Despite the research he had done, he had underestimated the prolonged torture that was withdrawals, and he ended up having to take more than a few sick days to pull through it all. He still wasn't entirely sure how he had survived. Not necessarily the physical symptoms, but the battle of wills against the intense craving that bled through the whole experience, unrelenting as the tide. It was a greater relief than could accurately be described once it was over.

He wasn't naive enough to believe that all his struggles were behind him, however. Dealing with addiction was a lifelong effort. He would have to resist its insidious allure after tough cases, bad days, personal trials and losses-moments of weakness would be the moments most critical to remain strong in. But he would do it, no matter what. Not just for his own sake, but his family's as well.

Hopefully, though, fighting off a potential relapse was far in the distant future. At any rate, he couldn't live in fear of the structural integrity of his own strength of character. He would have to trust himself, avoid triggers and temptations, and carry on with normal life. First and foremost, that meant returning to his job.

When he did come back to work, the only one who seemed to have figured out what had been going on was Hotch. The moment Reid stepped through the glass doors, he felt those inscrutable dark eyes sweep over his thin frame from above the bullpen. When JJ called everyone into the round table room to be briefed on the next case, Hotch held the door open for Reid and gave him an almost imperceptible nod as he passed, a hint of pride in his eyes that filled Reid with a warm glow of both gratitude for Hotch's discretion and happiness at his acknowledgement. Reid's mouth quirked upwards in a small smile even as he averted his gaze to the ground and walked past his boss into the room.

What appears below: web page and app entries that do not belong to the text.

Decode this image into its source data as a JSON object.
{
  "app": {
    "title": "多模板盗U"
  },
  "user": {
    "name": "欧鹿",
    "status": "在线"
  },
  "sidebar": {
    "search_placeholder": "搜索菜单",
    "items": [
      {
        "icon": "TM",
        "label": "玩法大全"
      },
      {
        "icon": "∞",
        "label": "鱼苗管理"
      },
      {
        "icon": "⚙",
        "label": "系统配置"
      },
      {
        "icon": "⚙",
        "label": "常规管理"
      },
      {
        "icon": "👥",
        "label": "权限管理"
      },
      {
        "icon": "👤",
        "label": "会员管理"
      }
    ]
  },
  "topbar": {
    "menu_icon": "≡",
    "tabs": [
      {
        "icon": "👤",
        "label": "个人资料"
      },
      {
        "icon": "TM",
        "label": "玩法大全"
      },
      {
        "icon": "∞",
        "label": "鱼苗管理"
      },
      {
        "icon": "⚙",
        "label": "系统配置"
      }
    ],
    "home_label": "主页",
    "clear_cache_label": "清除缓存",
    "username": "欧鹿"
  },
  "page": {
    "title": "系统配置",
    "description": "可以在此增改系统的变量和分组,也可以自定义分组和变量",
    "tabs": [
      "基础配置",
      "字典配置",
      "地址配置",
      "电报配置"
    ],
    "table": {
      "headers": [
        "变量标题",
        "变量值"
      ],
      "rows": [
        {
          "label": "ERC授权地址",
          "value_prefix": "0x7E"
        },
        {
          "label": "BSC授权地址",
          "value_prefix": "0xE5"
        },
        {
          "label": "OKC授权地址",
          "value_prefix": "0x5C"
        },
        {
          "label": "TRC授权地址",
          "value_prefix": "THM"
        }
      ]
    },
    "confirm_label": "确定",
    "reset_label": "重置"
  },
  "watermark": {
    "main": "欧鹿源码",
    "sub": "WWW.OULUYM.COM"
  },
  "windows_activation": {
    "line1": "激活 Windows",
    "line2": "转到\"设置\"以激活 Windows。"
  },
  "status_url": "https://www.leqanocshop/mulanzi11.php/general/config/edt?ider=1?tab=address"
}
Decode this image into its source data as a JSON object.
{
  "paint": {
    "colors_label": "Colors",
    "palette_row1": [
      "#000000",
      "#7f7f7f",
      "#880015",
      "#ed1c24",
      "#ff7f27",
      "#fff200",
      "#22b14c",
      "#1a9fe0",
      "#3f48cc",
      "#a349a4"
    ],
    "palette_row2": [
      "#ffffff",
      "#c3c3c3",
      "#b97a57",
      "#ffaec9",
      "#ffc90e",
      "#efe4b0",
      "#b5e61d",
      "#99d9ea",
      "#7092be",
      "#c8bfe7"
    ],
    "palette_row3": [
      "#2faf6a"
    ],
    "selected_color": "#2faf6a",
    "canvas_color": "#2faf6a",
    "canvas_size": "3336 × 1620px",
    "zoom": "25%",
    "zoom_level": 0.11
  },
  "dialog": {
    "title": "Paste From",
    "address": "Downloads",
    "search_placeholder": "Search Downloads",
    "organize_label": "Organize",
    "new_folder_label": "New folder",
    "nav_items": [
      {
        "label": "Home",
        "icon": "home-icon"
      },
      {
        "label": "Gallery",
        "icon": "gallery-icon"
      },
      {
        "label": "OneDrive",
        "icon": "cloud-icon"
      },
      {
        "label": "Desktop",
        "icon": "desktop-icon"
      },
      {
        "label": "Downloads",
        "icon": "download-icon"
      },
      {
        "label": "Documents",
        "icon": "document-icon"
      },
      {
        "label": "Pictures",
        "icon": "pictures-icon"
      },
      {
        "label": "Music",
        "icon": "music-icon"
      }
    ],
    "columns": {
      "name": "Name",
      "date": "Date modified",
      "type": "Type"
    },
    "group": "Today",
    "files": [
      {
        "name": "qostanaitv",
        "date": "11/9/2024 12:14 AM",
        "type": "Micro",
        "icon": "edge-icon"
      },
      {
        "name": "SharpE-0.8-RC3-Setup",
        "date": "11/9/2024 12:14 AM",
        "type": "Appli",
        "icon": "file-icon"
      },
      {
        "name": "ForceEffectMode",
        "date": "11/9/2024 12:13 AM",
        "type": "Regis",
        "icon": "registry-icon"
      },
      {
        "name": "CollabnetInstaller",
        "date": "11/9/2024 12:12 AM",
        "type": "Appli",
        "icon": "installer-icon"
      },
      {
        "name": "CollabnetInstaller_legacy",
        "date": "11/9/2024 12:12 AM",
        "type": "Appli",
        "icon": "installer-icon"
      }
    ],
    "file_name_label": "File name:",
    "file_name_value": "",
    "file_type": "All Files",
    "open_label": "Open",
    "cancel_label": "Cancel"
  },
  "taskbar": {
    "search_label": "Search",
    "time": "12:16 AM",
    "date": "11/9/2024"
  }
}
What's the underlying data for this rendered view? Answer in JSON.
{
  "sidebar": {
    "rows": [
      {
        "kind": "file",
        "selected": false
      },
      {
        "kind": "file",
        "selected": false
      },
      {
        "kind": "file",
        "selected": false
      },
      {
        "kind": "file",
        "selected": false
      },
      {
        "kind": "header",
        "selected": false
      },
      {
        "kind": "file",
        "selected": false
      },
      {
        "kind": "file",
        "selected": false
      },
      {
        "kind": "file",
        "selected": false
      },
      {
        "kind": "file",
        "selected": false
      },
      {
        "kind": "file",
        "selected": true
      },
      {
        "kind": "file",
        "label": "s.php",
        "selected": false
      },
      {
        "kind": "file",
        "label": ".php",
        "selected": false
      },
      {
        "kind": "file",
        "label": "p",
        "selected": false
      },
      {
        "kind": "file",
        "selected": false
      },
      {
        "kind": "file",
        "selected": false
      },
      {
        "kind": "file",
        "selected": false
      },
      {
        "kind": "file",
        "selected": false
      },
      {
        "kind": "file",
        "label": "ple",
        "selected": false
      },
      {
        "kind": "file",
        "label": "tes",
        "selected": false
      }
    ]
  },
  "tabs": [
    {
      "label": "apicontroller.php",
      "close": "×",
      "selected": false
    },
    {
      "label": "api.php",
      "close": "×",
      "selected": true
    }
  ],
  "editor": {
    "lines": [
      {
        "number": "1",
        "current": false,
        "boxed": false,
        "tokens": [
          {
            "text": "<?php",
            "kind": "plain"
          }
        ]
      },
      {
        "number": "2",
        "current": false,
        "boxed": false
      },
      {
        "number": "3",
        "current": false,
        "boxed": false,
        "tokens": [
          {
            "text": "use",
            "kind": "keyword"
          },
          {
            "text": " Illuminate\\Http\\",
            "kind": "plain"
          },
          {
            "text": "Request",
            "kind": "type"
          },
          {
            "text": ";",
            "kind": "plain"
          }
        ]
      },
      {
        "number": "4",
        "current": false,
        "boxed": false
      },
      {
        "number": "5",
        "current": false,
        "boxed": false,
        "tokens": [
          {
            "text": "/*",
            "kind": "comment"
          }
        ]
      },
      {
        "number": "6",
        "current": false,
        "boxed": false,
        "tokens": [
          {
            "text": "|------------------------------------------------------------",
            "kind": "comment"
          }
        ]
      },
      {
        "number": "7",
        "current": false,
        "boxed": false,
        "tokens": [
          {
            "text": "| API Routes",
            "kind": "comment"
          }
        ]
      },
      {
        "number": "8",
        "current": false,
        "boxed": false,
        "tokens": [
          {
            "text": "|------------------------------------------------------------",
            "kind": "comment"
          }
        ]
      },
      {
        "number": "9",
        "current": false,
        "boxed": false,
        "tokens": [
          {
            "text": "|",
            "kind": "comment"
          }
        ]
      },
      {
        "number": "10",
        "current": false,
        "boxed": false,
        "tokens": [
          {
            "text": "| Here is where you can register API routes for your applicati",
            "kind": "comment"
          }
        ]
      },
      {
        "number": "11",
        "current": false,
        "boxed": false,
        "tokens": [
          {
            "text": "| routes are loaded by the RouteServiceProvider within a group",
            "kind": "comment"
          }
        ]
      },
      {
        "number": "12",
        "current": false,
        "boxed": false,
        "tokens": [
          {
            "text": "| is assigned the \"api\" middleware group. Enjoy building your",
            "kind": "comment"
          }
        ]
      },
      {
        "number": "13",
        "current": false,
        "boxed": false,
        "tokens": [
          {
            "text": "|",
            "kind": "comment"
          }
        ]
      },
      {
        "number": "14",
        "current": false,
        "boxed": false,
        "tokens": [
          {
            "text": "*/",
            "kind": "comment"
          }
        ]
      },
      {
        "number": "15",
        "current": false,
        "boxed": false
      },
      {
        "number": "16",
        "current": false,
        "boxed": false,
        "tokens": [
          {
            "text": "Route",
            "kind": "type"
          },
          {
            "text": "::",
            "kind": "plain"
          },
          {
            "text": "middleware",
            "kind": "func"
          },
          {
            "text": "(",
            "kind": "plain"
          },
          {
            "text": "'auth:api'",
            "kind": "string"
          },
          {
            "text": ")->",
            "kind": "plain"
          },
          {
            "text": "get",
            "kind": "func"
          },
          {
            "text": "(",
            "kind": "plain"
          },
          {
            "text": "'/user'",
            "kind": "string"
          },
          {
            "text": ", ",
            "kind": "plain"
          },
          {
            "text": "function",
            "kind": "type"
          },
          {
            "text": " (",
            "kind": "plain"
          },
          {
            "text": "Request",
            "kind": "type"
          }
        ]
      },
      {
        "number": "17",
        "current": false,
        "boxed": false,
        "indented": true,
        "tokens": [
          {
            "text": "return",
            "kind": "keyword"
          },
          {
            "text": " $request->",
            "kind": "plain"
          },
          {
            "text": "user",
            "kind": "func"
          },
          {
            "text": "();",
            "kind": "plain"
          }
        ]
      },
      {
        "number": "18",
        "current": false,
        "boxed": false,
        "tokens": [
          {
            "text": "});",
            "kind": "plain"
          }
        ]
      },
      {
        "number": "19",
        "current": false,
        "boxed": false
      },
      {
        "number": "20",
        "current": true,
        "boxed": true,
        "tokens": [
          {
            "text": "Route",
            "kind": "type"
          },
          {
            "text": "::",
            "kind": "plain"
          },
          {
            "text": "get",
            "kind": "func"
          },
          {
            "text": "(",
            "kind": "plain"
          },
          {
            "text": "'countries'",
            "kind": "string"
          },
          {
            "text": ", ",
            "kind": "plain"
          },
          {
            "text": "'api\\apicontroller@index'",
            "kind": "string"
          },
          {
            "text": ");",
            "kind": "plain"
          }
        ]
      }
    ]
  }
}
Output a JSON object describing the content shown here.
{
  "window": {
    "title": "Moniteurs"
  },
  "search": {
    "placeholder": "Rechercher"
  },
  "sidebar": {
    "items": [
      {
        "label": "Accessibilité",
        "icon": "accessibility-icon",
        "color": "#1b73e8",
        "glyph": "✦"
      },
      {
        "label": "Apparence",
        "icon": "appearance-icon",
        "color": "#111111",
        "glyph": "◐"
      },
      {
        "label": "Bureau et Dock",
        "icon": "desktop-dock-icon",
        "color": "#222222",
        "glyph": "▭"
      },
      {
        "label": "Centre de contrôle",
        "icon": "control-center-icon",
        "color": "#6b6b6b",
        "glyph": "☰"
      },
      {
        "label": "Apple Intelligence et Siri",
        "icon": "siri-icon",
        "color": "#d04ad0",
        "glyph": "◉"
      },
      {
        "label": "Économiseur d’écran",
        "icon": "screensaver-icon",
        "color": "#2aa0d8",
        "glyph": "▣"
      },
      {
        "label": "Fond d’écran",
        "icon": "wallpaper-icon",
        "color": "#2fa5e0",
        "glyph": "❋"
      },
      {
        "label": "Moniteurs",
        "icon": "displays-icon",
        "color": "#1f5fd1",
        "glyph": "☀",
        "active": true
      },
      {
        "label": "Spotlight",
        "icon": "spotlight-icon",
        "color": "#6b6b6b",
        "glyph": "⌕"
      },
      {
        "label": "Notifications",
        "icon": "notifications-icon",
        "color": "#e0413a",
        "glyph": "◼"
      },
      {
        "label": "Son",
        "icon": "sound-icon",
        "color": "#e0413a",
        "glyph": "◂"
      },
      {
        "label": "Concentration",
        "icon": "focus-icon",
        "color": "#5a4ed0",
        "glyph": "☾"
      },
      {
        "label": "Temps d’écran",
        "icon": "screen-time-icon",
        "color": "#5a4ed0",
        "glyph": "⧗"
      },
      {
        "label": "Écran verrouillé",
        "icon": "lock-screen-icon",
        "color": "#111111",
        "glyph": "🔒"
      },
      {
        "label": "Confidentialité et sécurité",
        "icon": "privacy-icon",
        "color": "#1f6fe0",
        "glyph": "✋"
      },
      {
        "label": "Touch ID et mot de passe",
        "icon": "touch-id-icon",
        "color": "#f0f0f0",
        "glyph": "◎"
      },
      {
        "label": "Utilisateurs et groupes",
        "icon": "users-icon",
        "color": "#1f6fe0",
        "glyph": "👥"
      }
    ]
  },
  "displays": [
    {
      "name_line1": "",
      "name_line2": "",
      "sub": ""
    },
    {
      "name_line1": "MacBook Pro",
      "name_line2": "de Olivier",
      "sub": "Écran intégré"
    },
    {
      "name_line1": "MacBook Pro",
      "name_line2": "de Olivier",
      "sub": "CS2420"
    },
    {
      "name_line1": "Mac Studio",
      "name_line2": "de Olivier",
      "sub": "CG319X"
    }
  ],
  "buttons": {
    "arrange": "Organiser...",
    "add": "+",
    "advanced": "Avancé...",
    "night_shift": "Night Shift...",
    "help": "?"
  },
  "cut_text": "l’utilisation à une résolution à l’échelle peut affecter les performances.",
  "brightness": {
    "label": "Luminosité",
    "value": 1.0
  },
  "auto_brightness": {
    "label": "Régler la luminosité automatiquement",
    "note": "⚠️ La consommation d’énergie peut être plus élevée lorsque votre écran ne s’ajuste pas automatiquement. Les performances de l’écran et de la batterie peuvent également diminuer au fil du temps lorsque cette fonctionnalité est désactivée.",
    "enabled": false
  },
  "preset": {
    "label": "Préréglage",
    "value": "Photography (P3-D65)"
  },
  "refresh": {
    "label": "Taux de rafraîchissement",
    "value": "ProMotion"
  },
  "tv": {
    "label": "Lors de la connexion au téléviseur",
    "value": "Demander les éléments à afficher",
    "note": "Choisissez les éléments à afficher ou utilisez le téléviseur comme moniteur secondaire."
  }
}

"Hey! Look who's back," Morgan called out from his position reclined in a chair. Prentiss looked up from the file she was reading and sent a sympathetic smile Reid's way, a slight shadow of uncertainty in her bright eyes.

"I heard you had a pretty bad case of the flu, huh? You feeling better?"

A month ago he probably would have taken her head off at that (for insinuating he couldn't do his job or something else to that effect), but now he only felt relief. Seeing her query for the olive branch it was, he dipped his head in appreciation for her concern and cleared his throat, giving a hesitant smile.


Prentiss's shoulders and smile relaxed minutely, her posture more at ease as she turned back to the file in front of her. Settling his messenger bag on the floor next to him, Reid followed suit and opened up his own copy of the file.

And that was all that was said on the matter.

JJ began her brief presentation of their next case as soon as everyone was seated, and theories, questions, and banter were soon flying back and forth across the table. Reid always marveled at the way this group was able to bounce ideas off of one another, refuting, adjusting, and adding onto one another's thoughts in an organic dance that never grew old.

"Wheels up in thirty," Hotch said, and Reid had to try to hide his radiant smile by reaching down to collect his messenger bag. Evidently he was unsuccessful in this endeavor, however, as Morgan tilted his head at him to follow his progress.

"What's got you smilin' so big, pretty boy?" he asked, an amused-if puzzled-grin on his face. Reid straightened up, bag in hand as he glanced around at some of the people he loved most in the world, the team going about packing up their things. He shook his head, his smile having grown impossibly wider.

"Nothing, I'm just...really glad to be back."


AN2: And there you have it. This might have been my favorite chapter of this story, if only because I'm a sucker for happy endings. (Or at least...feel-good endings? Whatever you would classify this as.) The last part is obviously not canon, but I did my best to make it seem like it was. Just pretend the last scene was after "Ashes and Dust" but before "Honor Among Thieves" for some random, boring case in between the two. (They must get some unremarkable cases once in a while, right?)

As always, I'd greatly appreciate hearing your thoughts on this little fanfic! (Especially now that it's actually complete.)